New parks employee, no tax hike planned for Badin budget

Published 9:35 am Wednesday, May 15, 2019

The town of Badin has added a new staff salary to its proposed 2019-20 budget thanks to the planned addition of a new park.

“A 14-acre waterfront park will headline the town’s park system expansion and will create a need for additional staff,” a press release on the budget said.

A new public works employee will help keep up with the work the new park will create.

“Taking on additional land in the town will definitely lead to new expenses,” Badin Town Manager Jay Almond said via email. “Along those lines, council budgeted for a new mower and some park amenities.”

The new park will only account for part of the increased anticipated expenses, with some of the cost going to other properties.

“While the 14-acre park will be funded by grants rather than the town’s general fund, there are park amenities planned elsewhere in town that have increased several line items (in) the parks and recreation budget,” Almond added.

The land gift was part of an agreement formed with Alcoa Power Generating, Inc. In addition to other benefits, Morrow Mountain State Park will add about 1,180 acres of land to its property, as well.

The proposed budget would not raise taxes. The Badin Town Council had a meeting April 30 to work on the budget.

“Badin staff and council have been busy putting together a budget that will offer quality services to Badin citizens without raising taxes or overstraining limited resources,” Almond said in the release. “Badin has faced some pretty tough economic conditions in the past 10 years, some that were shared by municipalities and countries around the state and others that were unique to the town.”

Those struggles include the recession and “lost revenue due to the dismantling of primary property tax payer Alcoa Badin Works, formerly the largest property tax payer in Stanly County,” according to the release.

The loss of Badin’s former golf course has also affected its revenue compared to other years.

“When 107 Spruce St. was operated as the Badin Inn & Golf Club it was taxed as a golf course, but when it closed that value was set to drop,” Almond said via email. “Shortly after closure, the structures and acreage were sold and it was revalued in the tax office and designated open or undeveloped property, which dropped the value and associated tax revenue by about half.”

According to the release:

• The tax rate of 42 cents per $100 valuation will remain the same as the current rate.

• The town anticipates receiving about $691,000 in total revenue (the three largest sources include $400,000 from the sales and use tax, $230,000 from the property tax and $45,000 from the utility franchise tax.)

• Between anticipated revenue and fund balance appropriations, the town has a projected budget of around $858,000, in addition to about $55,000 from state Powell Bill allocations. (The Powell Bill funds can only be used for street maintenance.)

The town is also focusing on economic development, but Almond said no exact amount is yet set.

“Economic development activity in Badin is exceedingly important and the council maintains an active role,” Almond said. “With promising momentum building on several fronts, the council set aside funds to engage with an economic contractor to spur and grow that movement. What that dollar figure turns out to be will depend on the specifics of any contract signed and other factors.”

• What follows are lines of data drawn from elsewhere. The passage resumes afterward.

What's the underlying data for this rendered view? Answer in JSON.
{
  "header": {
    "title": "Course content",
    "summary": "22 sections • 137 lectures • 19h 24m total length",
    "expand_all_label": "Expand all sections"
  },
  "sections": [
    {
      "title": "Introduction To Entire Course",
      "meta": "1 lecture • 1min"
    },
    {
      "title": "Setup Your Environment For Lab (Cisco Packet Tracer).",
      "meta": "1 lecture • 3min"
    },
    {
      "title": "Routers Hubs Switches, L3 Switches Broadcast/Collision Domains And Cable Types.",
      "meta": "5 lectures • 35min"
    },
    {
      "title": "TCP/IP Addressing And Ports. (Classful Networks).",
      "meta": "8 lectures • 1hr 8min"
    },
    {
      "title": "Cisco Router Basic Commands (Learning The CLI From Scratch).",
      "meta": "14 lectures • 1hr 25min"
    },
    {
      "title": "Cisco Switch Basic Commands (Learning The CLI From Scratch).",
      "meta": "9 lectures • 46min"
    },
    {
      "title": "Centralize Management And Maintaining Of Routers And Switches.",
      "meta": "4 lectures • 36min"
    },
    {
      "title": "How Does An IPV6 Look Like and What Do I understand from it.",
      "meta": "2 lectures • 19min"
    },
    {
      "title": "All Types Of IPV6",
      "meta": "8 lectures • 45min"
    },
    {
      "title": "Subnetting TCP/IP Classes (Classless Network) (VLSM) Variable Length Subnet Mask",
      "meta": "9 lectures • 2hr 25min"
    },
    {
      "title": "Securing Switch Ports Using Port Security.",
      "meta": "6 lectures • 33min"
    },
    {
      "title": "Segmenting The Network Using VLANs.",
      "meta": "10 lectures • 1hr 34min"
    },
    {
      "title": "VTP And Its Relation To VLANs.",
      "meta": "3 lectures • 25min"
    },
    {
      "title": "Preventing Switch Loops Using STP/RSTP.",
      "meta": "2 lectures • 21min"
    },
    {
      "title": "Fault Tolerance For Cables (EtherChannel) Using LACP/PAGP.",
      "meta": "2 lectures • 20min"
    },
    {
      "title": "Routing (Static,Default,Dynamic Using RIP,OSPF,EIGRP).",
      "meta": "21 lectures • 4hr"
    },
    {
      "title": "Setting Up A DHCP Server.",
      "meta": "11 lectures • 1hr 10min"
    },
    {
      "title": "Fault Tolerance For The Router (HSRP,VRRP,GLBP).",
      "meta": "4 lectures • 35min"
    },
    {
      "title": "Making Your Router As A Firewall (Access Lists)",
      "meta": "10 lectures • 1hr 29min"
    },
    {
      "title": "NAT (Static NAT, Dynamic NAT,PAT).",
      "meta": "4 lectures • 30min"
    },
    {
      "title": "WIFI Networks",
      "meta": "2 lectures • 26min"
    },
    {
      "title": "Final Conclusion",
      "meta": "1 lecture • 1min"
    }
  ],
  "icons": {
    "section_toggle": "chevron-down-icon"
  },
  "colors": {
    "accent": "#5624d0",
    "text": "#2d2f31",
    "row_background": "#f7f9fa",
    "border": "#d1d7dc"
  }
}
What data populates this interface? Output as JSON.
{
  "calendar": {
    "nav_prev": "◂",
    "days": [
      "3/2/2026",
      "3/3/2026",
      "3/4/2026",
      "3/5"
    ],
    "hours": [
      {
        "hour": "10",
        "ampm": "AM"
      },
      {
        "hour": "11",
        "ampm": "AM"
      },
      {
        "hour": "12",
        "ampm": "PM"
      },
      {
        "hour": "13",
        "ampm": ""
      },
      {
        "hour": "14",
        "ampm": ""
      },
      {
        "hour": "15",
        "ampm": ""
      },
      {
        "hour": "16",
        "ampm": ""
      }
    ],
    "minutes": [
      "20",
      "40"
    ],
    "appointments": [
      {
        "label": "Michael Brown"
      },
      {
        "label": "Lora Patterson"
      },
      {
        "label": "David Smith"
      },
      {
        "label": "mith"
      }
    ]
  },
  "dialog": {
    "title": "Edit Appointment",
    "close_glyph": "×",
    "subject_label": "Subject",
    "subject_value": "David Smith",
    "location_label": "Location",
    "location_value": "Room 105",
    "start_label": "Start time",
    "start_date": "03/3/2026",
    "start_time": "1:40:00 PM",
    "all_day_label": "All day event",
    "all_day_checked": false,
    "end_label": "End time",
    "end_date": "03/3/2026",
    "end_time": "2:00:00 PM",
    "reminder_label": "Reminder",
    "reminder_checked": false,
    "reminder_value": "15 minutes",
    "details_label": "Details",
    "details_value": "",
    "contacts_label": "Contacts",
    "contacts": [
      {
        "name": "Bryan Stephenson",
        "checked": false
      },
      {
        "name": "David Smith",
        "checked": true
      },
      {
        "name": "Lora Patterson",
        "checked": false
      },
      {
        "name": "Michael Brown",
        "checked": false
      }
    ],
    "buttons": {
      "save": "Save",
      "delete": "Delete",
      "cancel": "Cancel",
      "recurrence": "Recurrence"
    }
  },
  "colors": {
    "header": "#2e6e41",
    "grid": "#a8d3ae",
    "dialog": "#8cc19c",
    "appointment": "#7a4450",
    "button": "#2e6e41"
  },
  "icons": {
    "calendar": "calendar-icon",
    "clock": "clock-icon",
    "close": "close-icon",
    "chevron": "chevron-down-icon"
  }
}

When asked about anticipated income or expenses from the 10 Days of Uwharrie Festival later this year, Almond said that revenues will probably be a longer-term benefit.

“Local benefits will branch and grow from activities in 10 Days of Uwharrie, North Carolina’s Official Outdoor Festival, but revenue will not be one of the initial indicators,” Almond said. “Event organizers and sponsors will definitely benefit from exposure and new market tapping along with bookings and sales, but Badin will primarily continue to develop as a premier destination for visitors excited by its expansive natural offerings. Support businesses are expected to take hold as the town becomes an established ecotourism-type destination.”

The festival was held for the first time last year, and Badin participated with events including a tour of the town led by Mayor Anne Harwood. Several possibilities for events are being discussed for this year.

The town has two vacancies in the police department, but “investigations continue to be resolved and patrols remain uninterrupted,” Badin reported in the release. It also noted that in addition to the waterfront park addition, other town upgrades may be in the works.

“Picnic shelters from a local vendor were discussed, as were drinking fountains and other projects, including the start of a central business district gateway and general business district streetscape enhancements,” according to the release.

“Badin continues to offer valuable amenities and execute project plans while keeping a steady and fair tax rate,” Harwood said in the release.

The town manager is also pleased with the report.

“There are a lot of wheels turning in Badin right now and the potential upside as they come together is extremely positive,” Almond said. “If half of what we’re working toward comes to fruition, the results will be beneficial not only for the town, but for the county, and really, for the region as well.”

The proposed budget will be finalized and approved by July 1, the start of the new fiscal year.

Imari Scarbrough is a freelance contributor for The Stanly News and Press.